Work restricted on the sabbath
Adventist hospitals postpone elective surgical, diagnostic and therapeutic services on from sundown Friday to sundown on Saturday (on their sabbath), and maintain only a minimum number of qualified people working in their emergency rooms on the sabbath. Non-essential activities like staff meetings are not held on the sabbath. Adventists also have dietary restrictions which do not allow pork, shellfish or alcohol to be served in their hospitals. (That means no bacon!) Adventists also avoid caffeine.
After the merger, Centura would require that the president and CEO of Community Hospital is an Adventist, so the hospital’s current CEO, Chris Thomas, will be out of a job within two years if the Community Hospital board agrees to the deal. He’d essentially be fired just because of his religion.
Also, Community Hospital currently has a 12 member board made up of local citizens. If the merger goes through, the 12-member board would be dumped in favor of a single board member who would sit on Centura’s board, so local representation on Community’s board would all but end.
Why is Community Hospital even considering such a merger at all?
Community Hospital is $60 million in debt on it’s new building on G Road and is currently paying 8.75% interest on that loan. Also, 55 percent of women who deliver their babies at Community Hospital are on Medicaid, which pays the lowest reimbursement rates for medical care of any insurer. Community Hospital doesn’t make any money delivering babies, and they deliver around 600 babies a year. Ordinarily this wouldn’t be a problem, but Community is at a huge disadvantage compared to St. Mary’s when it comes to Medicare and Medicaid patients. That’s because Community gets a far lower reimbursement rate for Medicare and Medicaid patients than St. Mary’s.
The reason is because St. Mary’s somehow got a federal designation as a “Sole Community Provider,” even though one of the main criteria necessary to qualify for this designation is that a hospital not be within 35 miles of another hospital. St. Mary’s and Community Hospital are only about three miles away from each other, and in the past, before Community built it’s new building, they were even closer than that. Hospitals that have the “Sole community provider” designation get awarded and additional 12.9% in Medicare and 14% more in Medicaid reimbursements than hospitals without the designation. This puts Community Hospital at a bad disadvantage financially compared to St. Mary’s. Community CEO Thomas says either both hospitals should get the designation, or neither should. If Community Hospital got reimbursed at the same rate for Medicare and Medicaid patients as St. Mary’s, it wouldn’t have financial problems, according to Thomas.

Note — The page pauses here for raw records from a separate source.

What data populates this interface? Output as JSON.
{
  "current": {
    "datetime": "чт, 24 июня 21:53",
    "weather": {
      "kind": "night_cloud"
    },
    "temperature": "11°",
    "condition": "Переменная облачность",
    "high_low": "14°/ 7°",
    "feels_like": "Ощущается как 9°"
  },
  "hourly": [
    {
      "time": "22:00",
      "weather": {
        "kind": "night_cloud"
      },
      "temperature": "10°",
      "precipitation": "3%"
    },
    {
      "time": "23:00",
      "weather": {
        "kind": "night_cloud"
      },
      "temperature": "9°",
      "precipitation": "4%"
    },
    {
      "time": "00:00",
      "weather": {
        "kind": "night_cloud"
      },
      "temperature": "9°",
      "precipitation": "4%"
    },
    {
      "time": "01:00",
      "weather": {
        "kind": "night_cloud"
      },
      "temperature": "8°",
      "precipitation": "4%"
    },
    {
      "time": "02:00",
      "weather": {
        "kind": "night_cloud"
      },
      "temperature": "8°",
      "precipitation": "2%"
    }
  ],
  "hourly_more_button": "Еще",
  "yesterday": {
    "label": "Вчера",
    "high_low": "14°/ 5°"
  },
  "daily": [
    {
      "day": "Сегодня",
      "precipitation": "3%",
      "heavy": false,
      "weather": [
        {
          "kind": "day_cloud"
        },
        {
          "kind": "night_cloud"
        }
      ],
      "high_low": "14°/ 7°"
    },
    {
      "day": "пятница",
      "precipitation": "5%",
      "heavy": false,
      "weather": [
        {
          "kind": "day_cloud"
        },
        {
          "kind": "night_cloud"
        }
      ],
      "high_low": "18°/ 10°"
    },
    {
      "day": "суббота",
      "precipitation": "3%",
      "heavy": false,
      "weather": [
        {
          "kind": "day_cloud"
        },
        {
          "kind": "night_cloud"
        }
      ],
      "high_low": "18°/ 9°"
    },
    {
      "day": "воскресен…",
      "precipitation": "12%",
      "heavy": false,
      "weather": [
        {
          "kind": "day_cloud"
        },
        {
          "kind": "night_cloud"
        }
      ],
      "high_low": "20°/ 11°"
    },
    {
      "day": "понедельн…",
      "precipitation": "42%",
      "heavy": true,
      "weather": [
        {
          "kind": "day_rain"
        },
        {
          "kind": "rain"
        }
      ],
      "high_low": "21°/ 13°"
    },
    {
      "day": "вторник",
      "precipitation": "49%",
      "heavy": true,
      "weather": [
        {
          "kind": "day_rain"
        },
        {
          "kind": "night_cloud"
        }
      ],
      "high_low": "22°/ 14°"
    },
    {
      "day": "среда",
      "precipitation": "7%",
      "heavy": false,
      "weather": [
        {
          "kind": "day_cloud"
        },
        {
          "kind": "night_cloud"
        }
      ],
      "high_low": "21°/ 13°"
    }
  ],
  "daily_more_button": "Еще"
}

That’s just not fair.
How can we help Community Hospital get reimbursed at the same rate as St. Mary’s and help stop the merger?
The final decision on the merger is due February 10th, so it’s coming up FAST. If you want to express an opinion against the merger, do it soon! Address an email to Community Hospital’s entire board and send it to Community CEO Chris Thomas at CThomas@gjhospital.org. Chris will forward it to the board.
If you think the unfair Medicare and Medicaid reimbursement rates between the two hospitals should be fixed, send your opinion on this matter to your federal elected representatives, Senator Michael Bennet and House Representative Scott Tipton.
Do it soon.
2351 G Road
Grand Junction, CO 81505